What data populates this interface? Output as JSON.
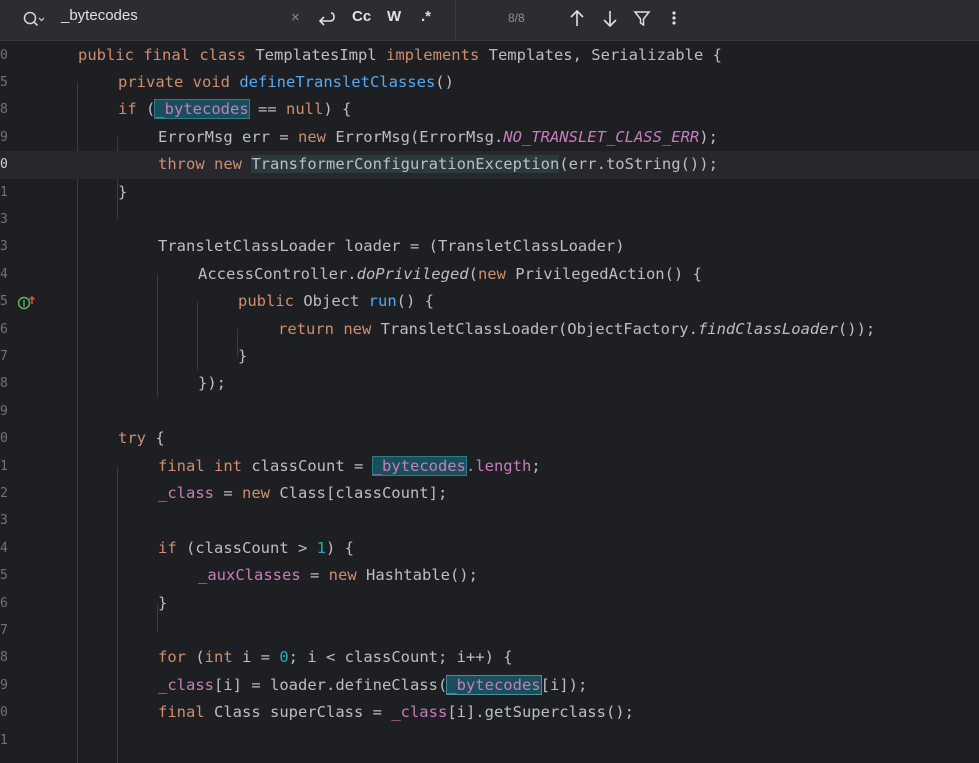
{
  "search": {
    "query": "_bytecodes",
    "clear_glyph": "×",
    "wrap_icon": "wrap-icon",
    "match_case": "Cc",
    "whole_word": "W",
    "regex": ".*",
    "match_count": "8/8",
    "prev_icon": "arrow-up-icon",
    "next_icon": "arrow-down-icon",
    "filter_icon": "filter-icon",
    "more_icon": "more-icon"
  },
  "lines": [
    {
      "num": "0",
      "indent": 0,
      "tokens": [
        [
          "kw",
          "public "
        ],
        [
          "kw",
          "final "
        ],
        [
          "kw",
          "class "
        ],
        [
          "",
          "TemplatesImpl "
        ],
        [
          "kw",
          "implements "
        ],
        [
          "",
          "Templates, Serializable {"
        ]
      ]
    },
    {
      "num": "5",
      "indent": 1,
      "tokens": [
        [
          "kw",
          "private "
        ],
        [
          "kw",
          "void "
        ],
        [
          "fn",
          "defineTransletClasses"
        ],
        [
          "",
          "()"
        ]
      ]
    },
    {
      "num": "8",
      "indent": 1,
      "tokens": [
        [
          "kw",
          "if "
        ],
        [
          "",
          "("
        ],
        [
          "fld hl",
          "_bytecodes"
        ],
        [
          "",
          " == "
        ],
        [
          "kw",
          "null"
        ],
        [
          "",
          ") {"
        ]
      ]
    },
    {
      "num": "9",
      "indent": 2,
      "tokens": [
        [
          "",
          "ErrorMsg err = "
        ],
        [
          "kw",
          "new "
        ],
        [
          "",
          "ErrorMsg(ErrorMsg."
        ],
        [
          "fld ital",
          "NO_TRANSLET_CLASS_ERR"
        ],
        [
          "",
          ");"
        ]
      ]
    },
    {
      "num": "0",
      "indent": 2,
      "tokens": [
        [
          "kw",
          "throw "
        ],
        [
          "kw",
          "new "
        ],
        [
          "refbox",
          "TransformerConfigurationException"
        ],
        [
          "",
          "(err.toString());"
        ]
      ]
    },
    {
      "num": "1",
      "indent": 1,
      "tokens": [
        [
          "",
          "}"
        ]
      ]
    },
    {
      "num": "3",
      "indent": 0,
      "tokens": []
    },
    {
      "num": "3",
      "indent": 2,
      "tokens": [
        [
          "",
          "TransletClassLoader loader = (TransletClassLoader)"
        ]
      ]
    },
    {
      "num": "4",
      "indent": 3,
      "tokens": [
        [
          "",
          "AccessController."
        ],
        [
          "ital",
          "doPrivileged"
        ],
        [
          "",
          "("
        ],
        [
          "kw",
          "new "
        ],
        [
          "",
          "PrivilegedAction() {"
        ]
      ]
    },
    {
      "num": "5",
      "indent": 4,
      "tokens": [
        [
          "kw",
          "public "
        ],
        [
          "",
          "Object "
        ],
        [
          "fn",
          "run"
        ],
        [
          "",
          "() {"
        ]
      ]
    },
    {
      "num": "6",
      "indent": 5,
      "tokens": [
        [
          "kw",
          "return "
        ],
        [
          "kw",
          "new "
        ],
        [
          "",
          "TransletClassLoader(ObjectFactory."
        ],
        [
          "ital",
          "findClassLoader"
        ],
        [
          "",
          "());"
        ]
      ]
    },
    {
      "num": "7",
      "indent": 4,
      "tokens": [
        [
          "",
          "}"
        ]
      ]
    },
    {
      "num": "8",
      "indent": 3,
      "tokens": [
        [
          "",
          "});"
        ]
      ]
    },
    {
      "num": "9",
      "indent": 0,
      "tokens": []
    },
    {
      "num": "0",
      "indent": 1,
      "tokens": [
        [
          "kw",
          "try "
        ],
        [
          "",
          "{"
        ]
      ]
    },
    {
      "num": "1",
      "indent": 2,
      "tokens": [
        [
          "kw",
          "final "
        ],
        [
          "kw",
          "int "
        ],
        [
          "",
          "classCount = "
        ],
        [
          "fld hl",
          "_bytecodes"
        ],
        [
          "fld",
          ".length"
        ],
        [
          "",
          ";"
        ]
      ]
    },
    {
      "num": "2",
      "indent": 2,
      "tokens": [
        [
          "fld",
          "_class"
        ],
        [
          "",
          " = "
        ],
        [
          "kw",
          "new "
        ],
        [
          "",
          "Class[classCount];"
        ]
      ]
    },
    {
      "num": "3",
      "indent": 0,
      "tokens": []
    },
    {
      "num": "4",
      "indent": 2,
      "tokens": [
        [
          "kw",
          "if "
        ],
        [
          "",
          "(classCount > "
        ],
        [
          "num",
          "1"
        ],
        [
          "",
          ") {"
        ]
      ]
    },
    {
      "num": "5",
      "indent": 3,
      "tokens": [
        [
          "fld",
          "_auxClasses"
        ],
        [
          "",
          " = "
        ],
        [
          "kw",
          "new "
        ],
        [
          "",
          "Hashtable();"
        ]
      ]
    },
    {
      "num": "6",
      "indent": 2,
      "tokens": [
        [
          "",
          "}"
        ]
      ]
    },
    {
      "num": "7",
      "indent": 0,
      "tokens": []
    },
    {
      "num": "8",
      "indent": 2,
      "tokens": [
        [
          "kw",
          "for "
        ],
        [
          "",
          "("
        ],
        [
          "kw",
          "int "
        ],
        [
          "",
          "i = "
        ],
        [
          "num",
          "0"
        ],
        [
          "",
          "; i < classCount; i++) {"
        ]
      ]
    },
    {
      "num": "9",
      "indent": 2,
      "tokens": [
        [
          "fld",
          "_class"
        ],
        [
          "",
          "[i] = loader.defineClass("
        ],
        [
          "fld hl2",
          "_bytecodes"
        ],
        [
          "",
          "[i]);"
        ]
      ]
    },
    {
      "num": "0",
      "indent": 2,
      "tokens": [
        [
          "kw",
          "final "
        ],
        [
          "",
          "Class superClass = "
        ],
        [
          "fld",
          "_class"
        ],
        [
          "",
          "[i].getSuperclass();"
        ]
      ]
    },
    {
      "num": "1",
      "indent": 0,
      "tokens": []
    }
  ]
}
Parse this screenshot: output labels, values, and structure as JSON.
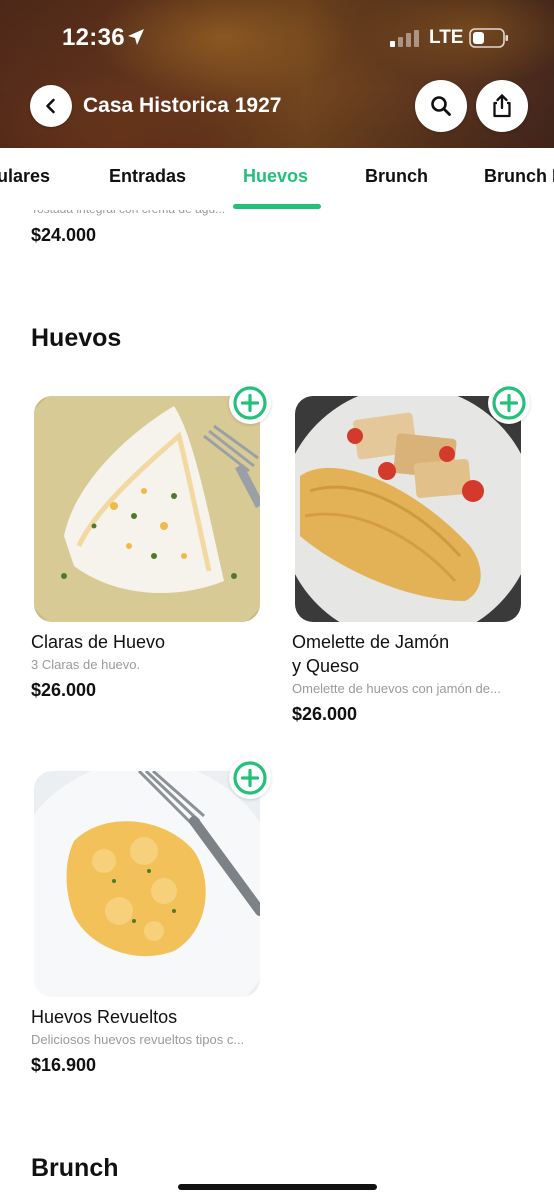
{
  "status_bar": {
    "time": "12:36",
    "network": "LTE"
  },
  "header": {
    "title": "Casa Historica 1927",
    "back_icon": "chevron-left-icon",
    "search_icon": "search-icon",
    "share_icon": "share-icon"
  },
  "tabs": {
    "items": [
      {
        "label": "ulares"
      },
      {
        "label": "Entradas"
      },
      {
        "label": "Huevos"
      },
      {
        "label": "Brunch"
      },
      {
        "label": "Brunch I"
      }
    ],
    "active": "Huevos",
    "active_color": "#22c17a"
  },
  "previous_item": {
    "description": "Tostada integral con crema de agu...",
    "price": "$24.000"
  },
  "sections": {
    "huevos": {
      "title": "Huevos",
      "items": [
        {
          "name": "Claras de Huevo",
          "description": "3 Claras de huevo.",
          "price": "$26.000"
        },
        {
          "name_line1": "Omelette de Jamón",
          "name_line2": "y Queso",
          "description": "Omelette de huevos con jamón de...",
          "price": "$26.000"
        },
        {
          "name": "Huevos Revueltos",
          "description": "Deliciosos huevos revueltos tipos c...",
          "price": "$16.900"
        }
      ]
    },
    "brunch": {
      "title": "Brunch"
    }
  },
  "accent_color": "#22c17a"
}
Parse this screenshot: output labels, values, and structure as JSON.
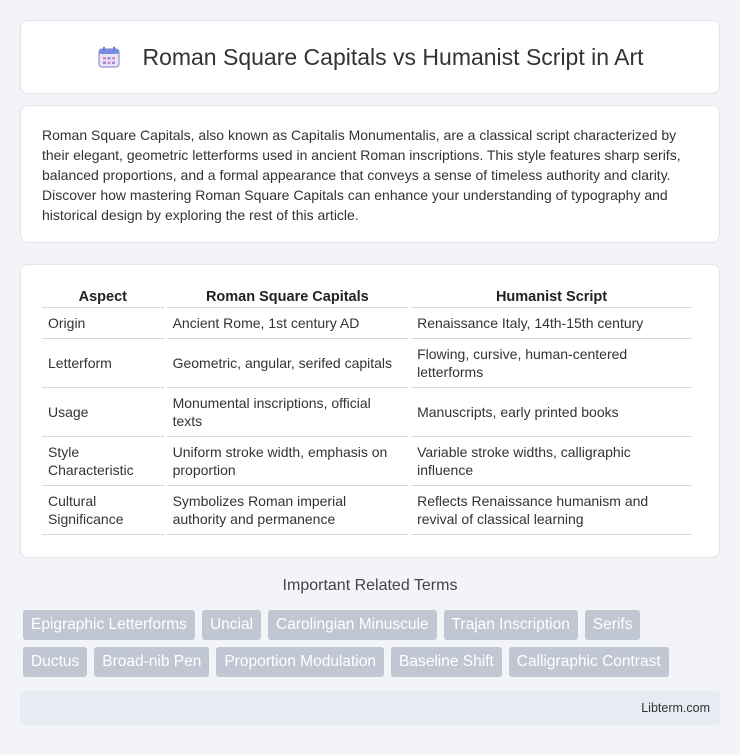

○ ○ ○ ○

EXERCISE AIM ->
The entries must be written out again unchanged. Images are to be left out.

ANSWER AREA ->
What data populates this interface? Output as JSON.
{
  "search": {
    "query": "_bytecodes",
    "clear_glyph": "×",
    "wrap_icon": "wrap-icon",
    "match_case": "Cc",
    "whole_word": "W",
    "regex": ".*",
    "match_count": "8/8",
    "prev_icon": "arrow-up-icon",
    "next_icon": "arrow-down-icon",
    "filter_icon": "filter-icon",
    "more_icon": "more-icon"
  },
  "lines": [
    {
      "num": "0",
      "indent": 0,
      "tokens": [
        [
          "kw",
          "public "
        ],
        [
          "kw",
          "final "
        ],
        [
          "kw",
          "class "
        ],
        [
          "",
          "TemplatesImpl "
        ],
        [
          "kw",
          "implements "
        ],
        [
          "",
          "Templates, Serializable {"
        ]
      ]
    },
    {
      "num": "5",
      "indent": 1,
      "tokens": [
        [
          "kw",
          "private "
        ],
        [
          "kw",
          "void "
        ],
        [
          "fn",
          "defineTransletClasses"
        ],
        [
          "",
          "()"
        ]
      ]
    },
    {
      "num": "8",
      "indent": 1,
      "tokens": [
        [
          "kw",
          "if "
        ],
        [
          "",
          "("
        ],
        [
          "fld hl",
          "_bytecodes"
        ],
        [
          "",
          " == "
        ],
        [
          "kw",
          "null"
        ],
        [
          "",
          ") {"
        ]
      ]
    },
    {
      "num": "9",
      "indent": 2,
      "tokens": [
        [
          "",
          "ErrorMsg err = "
        ],
        [
          "kw",
          "new "
        ],
        [
          "",
          "ErrorMsg(ErrorMsg."
        ],
        [
          "fld ital",
          "NO_TRANSLET_CLASS_ERR"
        ],
        [
          "",
          ");"
        ]
      ]
    },
    {
      "num": "0",
      "indent": 2,
      "tokens": [
        [
          "kw",
          "throw "
        ],
        [
          "kw",
          "new "
        ],
        [
          "refbox",
          "TransformerConfigurationException"
        ],
        [
          "",
          "(err.toString());"
        ]
      ]
    },
    {
      "num": "1",
      "indent": 1,
      "tokens": [
        [
          "",
          "}"
        ]
      ]
    },
    {
      "num": "3",
      "indent": 0,
      "tokens": []
    },
    {
      "num": "3",
      "indent": 2,
      "tokens": [
        [
          "",
          "TransletClassLoader loader = (TransletClassLoader)"
        ]
      ]
    },
    {
      "num": "4",
      "indent": 3,
      "tokens": [
        [
          "",
          "AccessController."
        ],
        [
          "ital",
          "doPrivileged"
        ],
        [
          "",
          "("
        ],
        [
          "kw",
          "new "
        ],
        [
          "",
          "PrivilegedAction() {"
        ]
      ]
    },
    {
      "num": "5",
      "indent": 4,
      "tokens": [
        [
          "kw",
          "public "
        ],
        [
          "",
          "Object "
        ],
        [
          "fn",
          "run"
        ],
        [
          "",
          "() {"
        ]
      ]
    },
    {
      "num": "6",
      "indent": 5,
      "tokens": [
        [
          "kw",
          "return "
        ],
        [
          "kw",
          "new "
        ],
        [
          "",
          "TransletClassLoader(ObjectFactory."
        ],
        [
          "ital",
          "findClassLoader"
        ],
        [
          "",
          "());"
        ]
      ]
    },
    {
      "num": "7",
      "indent": 4,
      "tokens": [
        [
          "",
          "}"
        ]
      ]
    },
    {
      "num": "8",
      "indent": 3,
      "tokens": [
        [
          "",
          "});"
        ]
      ]
    },
    {
      "num": "9",
      "indent": 0,
      "tokens": []
    },
    {
      "num": "0",
      "indent": 1,
      "tokens": [
        [
          "kw",
          "try "
        ],
        [
          "",
          "{"
        ]
      ]
    },
    {
      "num": "1",
      "indent": 2,
      "tokens": [
        [
          "kw",
          "final "
        ],
        [
          "kw",
          "int "
        ],
        [
          "",
          "classCount = "
        ],
        [
          "fld hl",
          "_bytecodes"
        ],
        [
          "fld",
          ".length"
        ],
        [
          "",
          ";"
        ]
      ]
    },
    {
      "num": "2",
      "indent": 2,
      "tokens": [
        [
          "fld",
          "_class"
        ],
        [
          "",
          " = "
        ],
        [
          "kw",
          "new "
        ],
        [
          "",
          "Class[classCount];"
        ]
      ]
    },
    {
      "num": "3",
      "indent": 0,
      "tokens": []
    },
    {
      "num": "4",
      "indent": 2,
      "tokens": [
        [
          "kw",
          "if "
        ],
        [
          "",
          "(classCount > "
        ],
        [
          "num",
          "1"
        ],
        [
          "",
          ") {"
        ]
      ]
    },
    {
      "num": "5",
      "indent": 3,
      "tokens": [
        [
          "fld",
          "_auxClasses"
        ],
        [
          "",
          " = "
        ],
        [
          "kw",
          "new "
        ],
        [
          "",
          "Hashtable();"
        ]
      ]
    },
    {
      "num": "6",
      "indent": 2,
      "tokens": [
        [
          "",
          "}"
        ]
      ]
    },
    {
      "num": "7",
      "indent": 0,
      "tokens": []
    },
    {
      "num": "8",
      "indent": 2,
      "tokens": [
        [
          "kw",
          "for "
        ],
        [
          "",
          "("
        ],
        [
          "kw",
          "int "
        ],
        [
          "",
          "i = "
        ],
        [
          "num",
          "0"
        ],
        [
          "",
          "; i < classCount; i++) {"
        ]
      ]
    },
    {
      "num": "9",
      "indent": 2,
      "tokens": [
        [
          "fld",
          "_class"
        ],
        [
          "",
          "[i] = loader.defineClass("
        ],
        [
          "fld hl2",
          "_bytecodes"
        ],
        [
          "",
          "[i]);"
        ]
      ]
    },
    {
      "num": "0",
      "indent": 2,
      "tokens": [
        [
          "kw",
          "final "
        ],
        [
          "",
          "Class superClass = "
        ],
        [
          "fld",
          "_class"
        ],
        [
          "",
          "[i].getSuperclass();"
        ]
      ]
    },
    {
      "num": "1",
      "indent": 0,
      "tokens": []
    }
  ]
}
Parse this screenshot: output labels, values, and structure as JSON.
{
  "status_bar": {
    "time": "12:36",
    "network": "LTE"
  },
  "header": {
    "title": "Casa Historica 1927",
    "back_icon": "chevron-left-icon",
    "search_icon": "search-icon",
    "share_icon": "share-icon"
  },
  "tabs": {
    "items": [
      {
        "label": "ulares"
      },
      {
        "label": "Entradas"
      },
      {
        "label": "Huevos"
      },
      {
        "label": "Brunch"
      },
      {
        "label": "Brunch I"
      }
    ],
    "active": "Huevos",
    "active_color": "#22c17a"
  },
  "previous_item": {
    "description": "Tostada integral con crema de agu...",
    "price": "$24.000"
  },
  "sections": {
    "huevos": {
      "title": "Huevos",
      "items": [
        {
          "name": "Claras de Huevo",
          "description": "3 Claras de huevo.",
          "price": "$26.000"
        },
        {
          "name_line1": "Omelette de Jamón",
          "name_line2": "y Queso",
          "description": "Omelette de huevos con jamón de...",
          "price": "$26.000"
        },
        {
          "name": "Huevos Revueltos",
          "description": "Deliciosos huevos revueltos tipos c...",
          "price": "$16.900"
        }
      ]
    },
    "brunch": {
      "title": "Brunch"
    }
  },
  "accent_color": "#22c17a"
}
Parse this screenshot: output labels, values, and structure as JSON.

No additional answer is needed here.